Alas, I walked down the street to catch only part of the rounded corner still remaining and most of the building’s western wall gone. The eastern bays were intact enough to convey some sense of the building’s appearance from Geyer Street, but the elegant corner was torn away above the first floor, and the western bay was completely missing save the first floor corner and part of the second story elevation wall on Geyer.

Colorful pieces of linoleum and 1970s wallpaper littered the ground. A crew of workers was busy making up pallets of bricks, which they would sell to suppliers for $20 per pallet. (The suppliers will sell the pallets to projects for $170 or more each.) One man was breaking apart portions of the fire escape for sale as scrap iron.

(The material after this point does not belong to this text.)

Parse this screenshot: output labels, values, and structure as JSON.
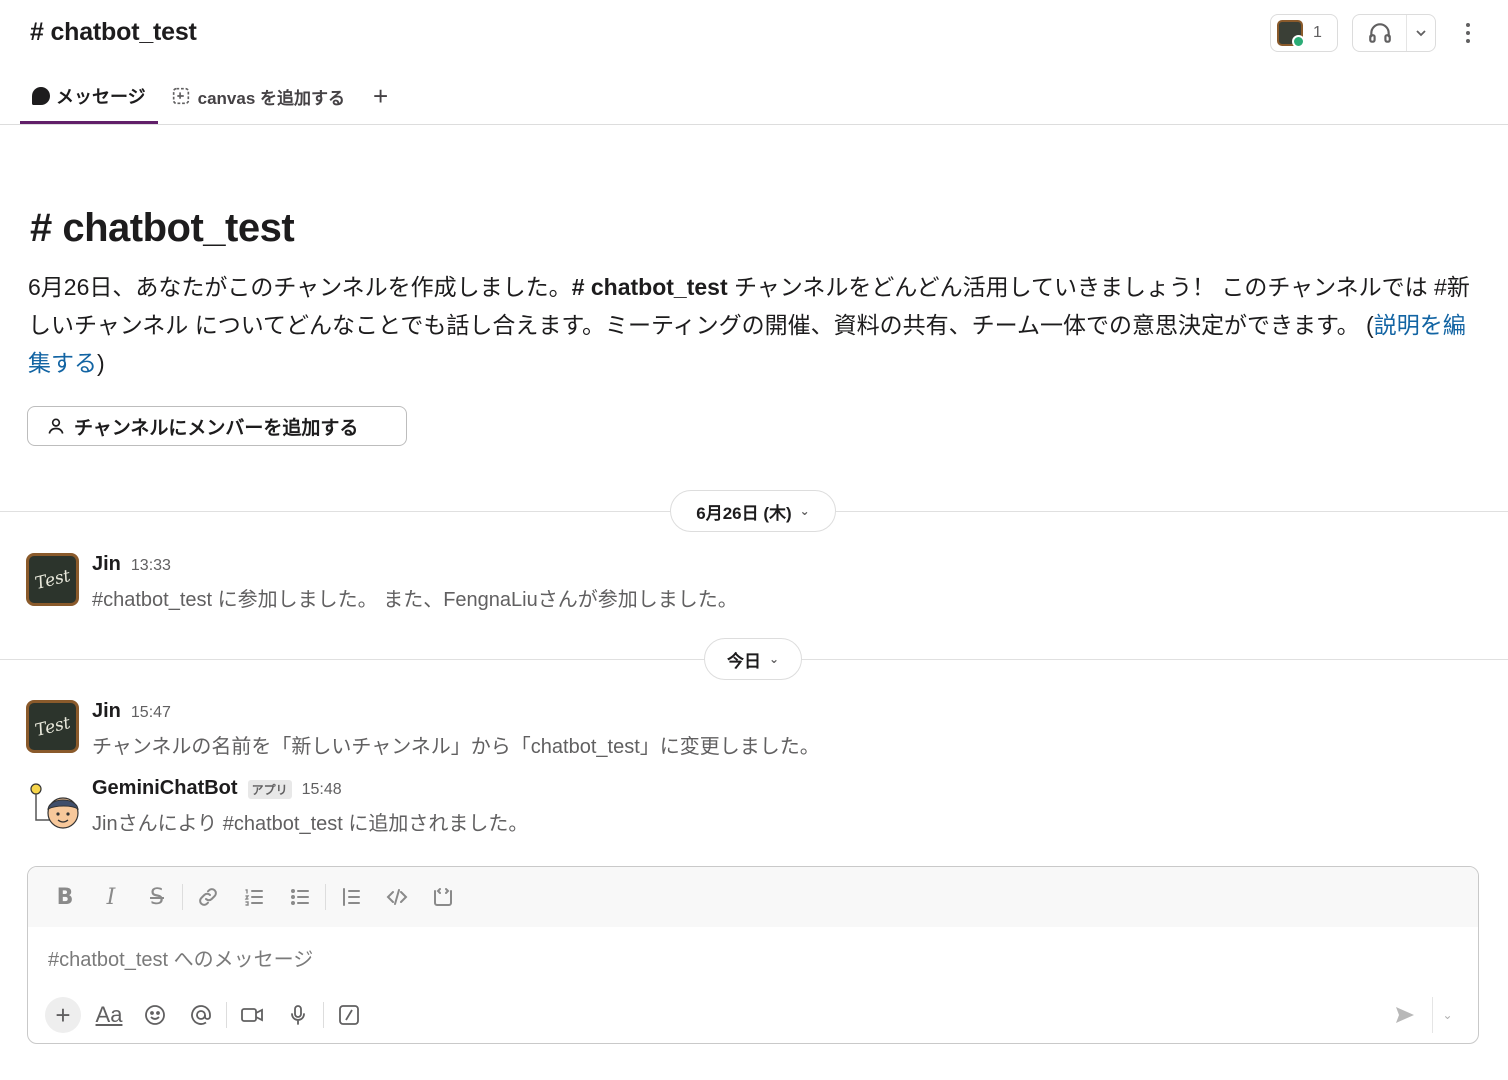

Geyer in Fox Park lost a lot of buildings to the construction of I-44 in 1960 and still others to senseless demolition plans that have left vacant lots. Three out of four corners are vacant lots at the next intersection west of Geyer and Ohio, Geyer and California. This is a street that has many dedicated residents but suffers from the disruptive energy of I-44. It certainly does not need the additional problem of demolition, especially of its few hybrid buildings. Surely, another vacant lot here could cause harm — although a shoddy replacement structure may be on the way. Now the street is further damaged and a building has been destroyed without substantial documentation.

Photograph by Robert Powers on October 30, 2004

Photographs by Michael R. Allen on October 31, 2004